When people are not free to speak they are not free to think. From Todd Hayen at off-guardian.org:
There has always been a hunger for new discoveries and revelations of the truth, but often, in the past, it took great effort to get past the “agenda”—there has always been one.
Think of the Daniel Ellsberg exposure of The Pentagon Papers as well as many pieces coming out of Viet Nam during the ‘60s by a group of idealist journalists covering the war there. None of these were popular publications with the editors (or the powers that be), and had their difficulty getting published, but they were not altogether censored.
Then jump a few decades ahead and think of Julian Assange, still being held against his will for his revealing publications in WikiLeaks on war crimes committed by the United States. And we certainly must not forget the courageous work of Edward Snowden who exposed illegal CIA surveillance in the summer of 2013 having The Guardian, in the UK, and The Washington Post, in the US, publish his story.
Again, although unusual considering today’s climate that his story was published in two particularly prominent instruments of the state, Snowden himself was declared an alleged traitor by the US and has dodged extradition to this day. The screws tightened as the years rolled by—now so tight practically nothing gets through.

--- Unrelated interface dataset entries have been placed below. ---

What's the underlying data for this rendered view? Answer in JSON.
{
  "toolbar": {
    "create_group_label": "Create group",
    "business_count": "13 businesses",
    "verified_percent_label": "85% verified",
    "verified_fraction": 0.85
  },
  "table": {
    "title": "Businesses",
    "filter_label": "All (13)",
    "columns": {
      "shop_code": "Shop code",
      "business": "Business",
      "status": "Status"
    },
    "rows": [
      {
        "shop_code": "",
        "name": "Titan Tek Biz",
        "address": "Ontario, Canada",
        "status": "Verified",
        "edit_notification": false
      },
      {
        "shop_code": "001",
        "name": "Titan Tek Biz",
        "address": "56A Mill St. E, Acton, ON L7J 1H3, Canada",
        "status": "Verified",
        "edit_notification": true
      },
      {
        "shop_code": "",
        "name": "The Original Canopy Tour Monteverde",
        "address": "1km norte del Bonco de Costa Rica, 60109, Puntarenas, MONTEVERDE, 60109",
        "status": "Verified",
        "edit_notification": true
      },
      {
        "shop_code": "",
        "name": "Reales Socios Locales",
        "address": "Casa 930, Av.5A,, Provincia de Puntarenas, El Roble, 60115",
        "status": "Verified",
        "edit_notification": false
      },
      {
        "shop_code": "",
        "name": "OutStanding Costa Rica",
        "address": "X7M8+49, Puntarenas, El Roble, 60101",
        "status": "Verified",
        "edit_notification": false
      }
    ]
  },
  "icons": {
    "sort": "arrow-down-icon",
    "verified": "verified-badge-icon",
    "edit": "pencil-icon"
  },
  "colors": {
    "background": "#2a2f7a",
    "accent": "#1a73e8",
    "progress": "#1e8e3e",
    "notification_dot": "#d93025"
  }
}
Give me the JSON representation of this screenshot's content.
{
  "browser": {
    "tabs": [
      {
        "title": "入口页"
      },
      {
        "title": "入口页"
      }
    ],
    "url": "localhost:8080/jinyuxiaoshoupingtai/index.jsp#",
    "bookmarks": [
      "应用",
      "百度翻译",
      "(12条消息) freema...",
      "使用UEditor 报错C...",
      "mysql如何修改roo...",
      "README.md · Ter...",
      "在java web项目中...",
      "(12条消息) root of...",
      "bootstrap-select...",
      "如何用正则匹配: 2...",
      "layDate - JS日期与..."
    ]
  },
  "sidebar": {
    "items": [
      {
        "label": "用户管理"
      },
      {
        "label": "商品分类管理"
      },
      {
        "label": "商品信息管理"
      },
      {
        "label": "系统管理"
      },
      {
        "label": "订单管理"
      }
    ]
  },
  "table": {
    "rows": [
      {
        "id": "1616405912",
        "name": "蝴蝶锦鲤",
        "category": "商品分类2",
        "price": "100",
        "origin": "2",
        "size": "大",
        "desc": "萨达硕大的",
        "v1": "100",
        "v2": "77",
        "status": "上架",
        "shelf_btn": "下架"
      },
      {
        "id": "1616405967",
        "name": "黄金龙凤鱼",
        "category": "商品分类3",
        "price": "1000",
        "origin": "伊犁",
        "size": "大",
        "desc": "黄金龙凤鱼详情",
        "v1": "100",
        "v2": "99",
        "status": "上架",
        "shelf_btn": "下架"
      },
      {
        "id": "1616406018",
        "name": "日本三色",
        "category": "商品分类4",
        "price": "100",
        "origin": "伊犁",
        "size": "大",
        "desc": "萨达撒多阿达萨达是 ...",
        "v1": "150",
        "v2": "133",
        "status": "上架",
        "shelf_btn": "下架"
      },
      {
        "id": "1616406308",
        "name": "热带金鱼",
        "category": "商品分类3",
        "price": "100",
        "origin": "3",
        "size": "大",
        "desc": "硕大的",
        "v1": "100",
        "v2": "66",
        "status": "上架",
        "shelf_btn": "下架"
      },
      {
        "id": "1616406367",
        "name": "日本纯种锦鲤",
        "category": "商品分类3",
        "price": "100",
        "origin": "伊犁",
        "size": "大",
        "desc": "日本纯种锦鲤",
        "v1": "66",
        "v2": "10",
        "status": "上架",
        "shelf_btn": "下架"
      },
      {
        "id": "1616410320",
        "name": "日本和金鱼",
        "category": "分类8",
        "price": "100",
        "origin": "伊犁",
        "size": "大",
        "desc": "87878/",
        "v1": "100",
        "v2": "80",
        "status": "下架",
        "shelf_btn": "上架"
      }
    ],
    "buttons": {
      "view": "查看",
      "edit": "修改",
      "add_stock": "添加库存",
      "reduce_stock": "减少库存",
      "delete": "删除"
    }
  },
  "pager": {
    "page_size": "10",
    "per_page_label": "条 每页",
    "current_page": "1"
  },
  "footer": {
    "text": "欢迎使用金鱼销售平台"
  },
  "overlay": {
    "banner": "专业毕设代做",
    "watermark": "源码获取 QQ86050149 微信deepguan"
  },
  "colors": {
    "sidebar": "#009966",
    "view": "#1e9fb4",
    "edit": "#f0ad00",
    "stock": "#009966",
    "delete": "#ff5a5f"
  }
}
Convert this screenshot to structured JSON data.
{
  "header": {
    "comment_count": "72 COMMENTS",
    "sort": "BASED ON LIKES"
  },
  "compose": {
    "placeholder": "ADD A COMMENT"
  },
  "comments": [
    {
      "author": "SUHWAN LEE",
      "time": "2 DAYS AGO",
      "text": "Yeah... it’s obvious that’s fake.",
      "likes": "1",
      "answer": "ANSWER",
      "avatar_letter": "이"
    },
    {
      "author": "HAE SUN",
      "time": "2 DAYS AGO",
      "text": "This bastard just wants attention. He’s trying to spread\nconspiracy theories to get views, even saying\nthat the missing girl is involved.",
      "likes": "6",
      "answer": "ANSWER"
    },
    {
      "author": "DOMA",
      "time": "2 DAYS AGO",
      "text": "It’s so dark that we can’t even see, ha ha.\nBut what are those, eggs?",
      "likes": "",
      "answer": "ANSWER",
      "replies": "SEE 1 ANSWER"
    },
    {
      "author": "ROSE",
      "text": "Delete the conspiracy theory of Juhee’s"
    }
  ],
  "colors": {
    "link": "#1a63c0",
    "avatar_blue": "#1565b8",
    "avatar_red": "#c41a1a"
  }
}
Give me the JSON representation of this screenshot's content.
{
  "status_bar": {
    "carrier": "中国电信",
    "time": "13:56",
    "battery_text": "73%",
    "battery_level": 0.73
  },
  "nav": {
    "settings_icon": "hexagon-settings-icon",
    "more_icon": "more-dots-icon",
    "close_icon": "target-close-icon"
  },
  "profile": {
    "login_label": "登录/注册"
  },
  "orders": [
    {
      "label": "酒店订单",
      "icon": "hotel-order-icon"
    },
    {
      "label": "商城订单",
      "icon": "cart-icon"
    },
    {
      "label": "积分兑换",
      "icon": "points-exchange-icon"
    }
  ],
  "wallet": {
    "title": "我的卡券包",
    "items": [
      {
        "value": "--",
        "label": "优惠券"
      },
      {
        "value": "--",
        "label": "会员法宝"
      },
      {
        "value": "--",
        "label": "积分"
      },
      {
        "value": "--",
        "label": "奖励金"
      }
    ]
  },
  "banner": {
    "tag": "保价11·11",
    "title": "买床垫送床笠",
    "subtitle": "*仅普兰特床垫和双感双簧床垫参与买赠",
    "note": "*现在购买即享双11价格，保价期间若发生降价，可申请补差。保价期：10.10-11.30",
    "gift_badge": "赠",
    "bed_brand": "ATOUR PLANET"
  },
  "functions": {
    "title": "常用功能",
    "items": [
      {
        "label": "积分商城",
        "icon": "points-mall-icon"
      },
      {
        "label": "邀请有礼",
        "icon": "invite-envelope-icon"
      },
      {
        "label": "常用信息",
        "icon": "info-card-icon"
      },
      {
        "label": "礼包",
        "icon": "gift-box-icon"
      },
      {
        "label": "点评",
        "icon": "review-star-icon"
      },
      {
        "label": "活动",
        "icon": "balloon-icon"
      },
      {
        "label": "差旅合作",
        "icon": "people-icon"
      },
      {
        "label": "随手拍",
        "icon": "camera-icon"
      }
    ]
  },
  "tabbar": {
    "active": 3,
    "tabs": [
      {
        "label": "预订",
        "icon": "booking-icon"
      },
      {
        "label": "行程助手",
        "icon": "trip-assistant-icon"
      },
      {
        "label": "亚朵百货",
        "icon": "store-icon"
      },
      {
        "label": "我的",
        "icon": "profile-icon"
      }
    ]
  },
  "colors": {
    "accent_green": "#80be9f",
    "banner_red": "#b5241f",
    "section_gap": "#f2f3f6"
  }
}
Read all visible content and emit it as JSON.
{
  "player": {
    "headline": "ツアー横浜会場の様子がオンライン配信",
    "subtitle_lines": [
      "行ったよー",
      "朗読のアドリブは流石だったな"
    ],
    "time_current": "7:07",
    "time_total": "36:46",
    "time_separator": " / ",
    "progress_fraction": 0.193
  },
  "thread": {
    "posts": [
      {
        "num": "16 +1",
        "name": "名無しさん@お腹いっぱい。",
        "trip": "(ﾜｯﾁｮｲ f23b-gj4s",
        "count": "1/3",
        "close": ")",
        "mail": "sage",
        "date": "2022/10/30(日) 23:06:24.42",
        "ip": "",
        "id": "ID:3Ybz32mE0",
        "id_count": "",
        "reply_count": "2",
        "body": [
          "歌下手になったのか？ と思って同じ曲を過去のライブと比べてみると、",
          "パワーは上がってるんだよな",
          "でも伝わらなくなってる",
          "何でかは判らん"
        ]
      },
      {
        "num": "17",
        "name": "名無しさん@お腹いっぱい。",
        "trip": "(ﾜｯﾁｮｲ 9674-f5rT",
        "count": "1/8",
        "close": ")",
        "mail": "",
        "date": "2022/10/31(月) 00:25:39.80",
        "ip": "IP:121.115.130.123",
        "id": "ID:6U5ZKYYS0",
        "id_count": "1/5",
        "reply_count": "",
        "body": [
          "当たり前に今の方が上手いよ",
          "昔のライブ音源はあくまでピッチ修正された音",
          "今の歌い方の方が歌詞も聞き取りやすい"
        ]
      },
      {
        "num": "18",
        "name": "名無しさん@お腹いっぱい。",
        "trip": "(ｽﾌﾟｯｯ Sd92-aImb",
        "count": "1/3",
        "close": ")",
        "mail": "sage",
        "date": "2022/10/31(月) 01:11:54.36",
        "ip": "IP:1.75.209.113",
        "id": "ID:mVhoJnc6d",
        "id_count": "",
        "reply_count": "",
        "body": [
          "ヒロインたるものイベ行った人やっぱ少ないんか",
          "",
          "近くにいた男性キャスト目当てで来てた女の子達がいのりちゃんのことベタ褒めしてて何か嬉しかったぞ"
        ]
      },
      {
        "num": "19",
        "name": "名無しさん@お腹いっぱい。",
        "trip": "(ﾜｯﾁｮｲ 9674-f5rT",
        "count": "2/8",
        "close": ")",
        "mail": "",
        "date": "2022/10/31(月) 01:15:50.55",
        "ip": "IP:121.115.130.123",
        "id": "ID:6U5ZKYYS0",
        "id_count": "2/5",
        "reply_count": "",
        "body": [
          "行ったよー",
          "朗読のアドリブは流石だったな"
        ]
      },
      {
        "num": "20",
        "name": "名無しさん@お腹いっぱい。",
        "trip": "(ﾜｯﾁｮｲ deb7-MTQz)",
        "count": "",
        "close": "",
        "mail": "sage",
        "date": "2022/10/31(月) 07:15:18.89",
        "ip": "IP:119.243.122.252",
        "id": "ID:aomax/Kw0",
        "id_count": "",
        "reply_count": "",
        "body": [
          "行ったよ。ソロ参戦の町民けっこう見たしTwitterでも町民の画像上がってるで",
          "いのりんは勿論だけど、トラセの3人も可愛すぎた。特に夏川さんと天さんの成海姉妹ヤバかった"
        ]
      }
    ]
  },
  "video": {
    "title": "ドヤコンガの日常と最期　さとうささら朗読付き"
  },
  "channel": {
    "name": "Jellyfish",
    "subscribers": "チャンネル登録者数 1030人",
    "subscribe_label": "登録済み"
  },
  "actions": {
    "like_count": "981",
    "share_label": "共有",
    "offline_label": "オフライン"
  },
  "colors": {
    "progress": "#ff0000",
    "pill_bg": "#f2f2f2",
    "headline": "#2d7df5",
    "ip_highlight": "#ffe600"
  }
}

There is a lot more than this, of course. And today the censoring of highly qualified professionals and journalists who have pertinent and quite important information to share with the public has become so blatant it brings to mind the Nazi book burnings of the 1930’s and Soviet censorship during Stalin’s reign as General Secretary of the Soviet Union from 1922 to 1953.